Instructions to follow. Go through the entries and copy every line that has the string "JSON" in it.
══ Exercise input
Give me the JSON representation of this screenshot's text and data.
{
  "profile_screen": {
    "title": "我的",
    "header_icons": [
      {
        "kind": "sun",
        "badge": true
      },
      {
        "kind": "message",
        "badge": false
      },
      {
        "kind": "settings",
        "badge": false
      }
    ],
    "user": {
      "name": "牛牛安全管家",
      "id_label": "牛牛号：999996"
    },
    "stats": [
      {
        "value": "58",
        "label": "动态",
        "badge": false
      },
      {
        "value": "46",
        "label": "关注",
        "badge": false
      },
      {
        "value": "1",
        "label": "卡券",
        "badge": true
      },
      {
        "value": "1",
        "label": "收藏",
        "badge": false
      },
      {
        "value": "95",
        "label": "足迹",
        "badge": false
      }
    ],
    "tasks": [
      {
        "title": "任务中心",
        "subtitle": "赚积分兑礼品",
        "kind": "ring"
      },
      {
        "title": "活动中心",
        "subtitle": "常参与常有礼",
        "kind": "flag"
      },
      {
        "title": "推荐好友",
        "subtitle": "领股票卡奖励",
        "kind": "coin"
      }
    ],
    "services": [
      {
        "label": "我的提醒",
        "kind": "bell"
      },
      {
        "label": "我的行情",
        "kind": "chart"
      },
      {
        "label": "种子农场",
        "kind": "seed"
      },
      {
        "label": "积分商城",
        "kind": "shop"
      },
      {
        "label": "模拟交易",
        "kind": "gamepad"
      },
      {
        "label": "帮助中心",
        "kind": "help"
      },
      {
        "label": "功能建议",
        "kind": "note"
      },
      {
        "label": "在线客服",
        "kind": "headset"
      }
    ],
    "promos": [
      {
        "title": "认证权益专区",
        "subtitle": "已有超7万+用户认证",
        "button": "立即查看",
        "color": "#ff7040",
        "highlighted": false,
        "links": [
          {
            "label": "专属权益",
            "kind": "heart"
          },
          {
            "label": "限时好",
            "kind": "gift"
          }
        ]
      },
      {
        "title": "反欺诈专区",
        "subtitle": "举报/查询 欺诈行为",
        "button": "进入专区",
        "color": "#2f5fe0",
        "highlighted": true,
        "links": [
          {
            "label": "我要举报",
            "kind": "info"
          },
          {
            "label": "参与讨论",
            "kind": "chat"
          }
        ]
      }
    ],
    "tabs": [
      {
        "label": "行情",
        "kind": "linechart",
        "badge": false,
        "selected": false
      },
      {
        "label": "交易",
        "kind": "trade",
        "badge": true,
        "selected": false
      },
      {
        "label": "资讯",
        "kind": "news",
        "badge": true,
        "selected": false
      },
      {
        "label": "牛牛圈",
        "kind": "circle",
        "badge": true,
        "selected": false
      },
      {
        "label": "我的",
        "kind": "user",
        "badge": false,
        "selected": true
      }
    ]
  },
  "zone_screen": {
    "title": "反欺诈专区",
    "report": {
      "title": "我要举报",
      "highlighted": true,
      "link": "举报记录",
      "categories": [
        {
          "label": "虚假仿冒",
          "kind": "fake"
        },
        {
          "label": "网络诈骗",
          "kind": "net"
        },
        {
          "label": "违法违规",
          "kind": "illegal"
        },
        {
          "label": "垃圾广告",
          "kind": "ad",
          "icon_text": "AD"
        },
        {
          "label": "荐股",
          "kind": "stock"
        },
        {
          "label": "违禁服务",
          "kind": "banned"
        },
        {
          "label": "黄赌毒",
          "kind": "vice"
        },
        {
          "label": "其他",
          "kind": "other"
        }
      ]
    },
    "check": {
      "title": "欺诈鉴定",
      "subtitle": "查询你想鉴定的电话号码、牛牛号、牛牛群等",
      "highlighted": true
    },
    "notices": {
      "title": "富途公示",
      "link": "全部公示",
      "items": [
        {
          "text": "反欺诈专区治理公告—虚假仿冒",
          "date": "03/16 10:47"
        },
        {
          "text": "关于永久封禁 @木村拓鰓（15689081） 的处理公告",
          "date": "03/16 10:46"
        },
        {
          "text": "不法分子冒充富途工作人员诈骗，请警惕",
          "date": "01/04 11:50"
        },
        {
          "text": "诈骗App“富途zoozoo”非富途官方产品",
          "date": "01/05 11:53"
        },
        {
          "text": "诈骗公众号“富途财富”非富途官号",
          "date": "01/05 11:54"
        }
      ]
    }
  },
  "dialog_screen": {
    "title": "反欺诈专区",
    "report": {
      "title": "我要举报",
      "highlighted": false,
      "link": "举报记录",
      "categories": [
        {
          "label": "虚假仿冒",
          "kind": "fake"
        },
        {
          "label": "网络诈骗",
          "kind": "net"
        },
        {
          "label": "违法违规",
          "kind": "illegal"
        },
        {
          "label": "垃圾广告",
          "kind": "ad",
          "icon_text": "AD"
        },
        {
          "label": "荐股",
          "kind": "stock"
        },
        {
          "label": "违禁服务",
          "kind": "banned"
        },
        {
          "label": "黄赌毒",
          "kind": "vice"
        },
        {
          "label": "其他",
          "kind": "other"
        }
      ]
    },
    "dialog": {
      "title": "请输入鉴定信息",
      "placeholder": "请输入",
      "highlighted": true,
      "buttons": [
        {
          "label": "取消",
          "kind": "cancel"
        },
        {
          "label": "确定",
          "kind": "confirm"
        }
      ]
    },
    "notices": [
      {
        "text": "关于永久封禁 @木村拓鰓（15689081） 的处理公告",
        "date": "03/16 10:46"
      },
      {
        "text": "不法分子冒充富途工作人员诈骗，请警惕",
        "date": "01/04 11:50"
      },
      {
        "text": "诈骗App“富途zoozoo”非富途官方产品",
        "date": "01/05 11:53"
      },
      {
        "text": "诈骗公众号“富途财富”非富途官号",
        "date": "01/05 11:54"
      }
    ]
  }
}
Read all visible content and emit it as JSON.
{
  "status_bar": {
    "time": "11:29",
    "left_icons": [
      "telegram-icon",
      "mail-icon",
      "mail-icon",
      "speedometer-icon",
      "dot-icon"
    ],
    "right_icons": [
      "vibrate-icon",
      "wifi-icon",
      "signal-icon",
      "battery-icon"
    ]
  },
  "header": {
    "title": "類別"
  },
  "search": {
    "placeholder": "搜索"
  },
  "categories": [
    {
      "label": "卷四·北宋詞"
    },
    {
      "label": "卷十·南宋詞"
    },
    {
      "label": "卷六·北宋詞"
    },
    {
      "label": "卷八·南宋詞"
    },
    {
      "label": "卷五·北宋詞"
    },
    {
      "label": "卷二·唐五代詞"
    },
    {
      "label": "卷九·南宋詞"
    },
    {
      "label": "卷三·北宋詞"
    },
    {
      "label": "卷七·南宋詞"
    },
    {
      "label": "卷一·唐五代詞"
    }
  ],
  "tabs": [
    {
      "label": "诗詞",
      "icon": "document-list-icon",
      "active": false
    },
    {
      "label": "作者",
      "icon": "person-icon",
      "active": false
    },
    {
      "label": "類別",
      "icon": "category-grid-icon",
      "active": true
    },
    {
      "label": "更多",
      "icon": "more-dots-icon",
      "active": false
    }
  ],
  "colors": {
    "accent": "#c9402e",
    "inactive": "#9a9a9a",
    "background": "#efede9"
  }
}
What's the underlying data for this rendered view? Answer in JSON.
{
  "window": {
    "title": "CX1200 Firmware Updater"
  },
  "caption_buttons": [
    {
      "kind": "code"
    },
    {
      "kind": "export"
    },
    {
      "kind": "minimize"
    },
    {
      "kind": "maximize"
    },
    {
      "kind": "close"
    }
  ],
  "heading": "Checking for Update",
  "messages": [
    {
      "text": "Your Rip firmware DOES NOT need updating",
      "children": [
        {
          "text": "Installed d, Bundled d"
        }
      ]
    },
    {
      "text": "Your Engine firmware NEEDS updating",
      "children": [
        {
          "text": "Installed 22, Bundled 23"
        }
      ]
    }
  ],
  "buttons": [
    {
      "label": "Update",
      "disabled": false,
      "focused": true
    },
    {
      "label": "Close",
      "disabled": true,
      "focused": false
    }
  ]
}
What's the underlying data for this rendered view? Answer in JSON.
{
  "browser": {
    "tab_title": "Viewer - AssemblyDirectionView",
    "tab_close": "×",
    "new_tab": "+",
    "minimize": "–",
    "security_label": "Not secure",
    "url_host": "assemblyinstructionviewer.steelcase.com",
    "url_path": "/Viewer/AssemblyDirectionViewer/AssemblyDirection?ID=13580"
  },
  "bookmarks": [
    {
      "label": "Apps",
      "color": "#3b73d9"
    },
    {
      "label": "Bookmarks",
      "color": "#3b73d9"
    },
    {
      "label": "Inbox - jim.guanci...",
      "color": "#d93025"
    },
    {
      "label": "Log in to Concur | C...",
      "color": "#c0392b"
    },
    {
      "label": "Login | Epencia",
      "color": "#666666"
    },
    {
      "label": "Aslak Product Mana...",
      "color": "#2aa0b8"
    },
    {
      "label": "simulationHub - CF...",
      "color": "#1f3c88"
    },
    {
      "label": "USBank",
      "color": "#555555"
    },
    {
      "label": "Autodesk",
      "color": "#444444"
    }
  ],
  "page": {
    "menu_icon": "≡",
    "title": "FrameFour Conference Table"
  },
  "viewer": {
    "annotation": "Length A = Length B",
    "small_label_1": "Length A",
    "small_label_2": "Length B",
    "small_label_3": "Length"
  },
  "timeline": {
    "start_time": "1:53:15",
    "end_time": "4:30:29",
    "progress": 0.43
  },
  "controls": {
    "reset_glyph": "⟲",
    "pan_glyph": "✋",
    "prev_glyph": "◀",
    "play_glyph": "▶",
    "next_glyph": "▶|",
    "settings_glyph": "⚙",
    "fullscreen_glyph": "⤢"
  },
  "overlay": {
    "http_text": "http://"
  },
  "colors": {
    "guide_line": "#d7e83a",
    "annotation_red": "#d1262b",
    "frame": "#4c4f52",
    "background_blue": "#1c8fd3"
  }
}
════
Solved problem.
Give me the JSON representation of this screenshot's text and data.
Read all visible content and emit it as JSON.
What's the underlying data for this rendered view? Answer in JSON.
What's the underlying data for this rendered view? Answer in JSON.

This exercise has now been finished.